-- BRIEF --
An exact, complete copy of the entries that follow is needed.

-- DATASET RECORDS --
------------------------

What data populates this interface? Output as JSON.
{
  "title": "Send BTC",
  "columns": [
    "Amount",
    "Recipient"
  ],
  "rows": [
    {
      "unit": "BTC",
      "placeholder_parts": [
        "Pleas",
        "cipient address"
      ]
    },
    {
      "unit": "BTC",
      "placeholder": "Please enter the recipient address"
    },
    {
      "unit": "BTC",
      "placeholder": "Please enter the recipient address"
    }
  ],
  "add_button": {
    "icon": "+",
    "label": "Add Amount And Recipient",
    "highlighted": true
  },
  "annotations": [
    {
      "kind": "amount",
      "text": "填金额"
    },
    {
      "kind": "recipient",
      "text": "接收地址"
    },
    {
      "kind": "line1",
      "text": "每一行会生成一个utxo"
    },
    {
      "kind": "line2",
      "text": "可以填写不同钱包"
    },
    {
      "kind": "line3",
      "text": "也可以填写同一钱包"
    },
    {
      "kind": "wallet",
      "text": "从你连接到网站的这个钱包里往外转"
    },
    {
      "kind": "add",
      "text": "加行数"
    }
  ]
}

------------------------

-- FINISHED EXERCISE --
What data populates this interface? Output as JSON.
{
  "title": "Send BTC",
  "columns": [
    "Amount",
    "Recipient"
  ],
  "rows": [
    {
      "unit": "BTC",
      "placeholder_parts": [
        "Pleas",
        "cipient address"
      ]
    },
    {
      "unit": "BTC",
      "placeholder": "Please enter the recipient address"
    },
    {
      "unit": "BTC",
      "placeholder": "Please enter the recipient address"
    }
  ],
  "add_button": {
    "icon": "+",
    "label": "Add Amount And Recipient",
    "highlighted": true
  },
  "annotations": [
    {
      "kind": "amount",
      "text": "填金额"
    },
    {
      "kind": "recipient",
      "text": "接收地址"
    },
    {
      "kind": "line1",
      "text": "每一行会生成一个utxo"
    },
    {
      "kind": "line2",
      "text": "可以填写不同钱包"
    },
    {
      "kind": "line3",
      "text": "也可以填写同一钱包"
    },
    {
      "kind": "wallet",
      "text": "从你连接到网站的这个钱包里往外转"
    },
    {
      "kind": "add",
      "text": "加行数"
    }
  ]
}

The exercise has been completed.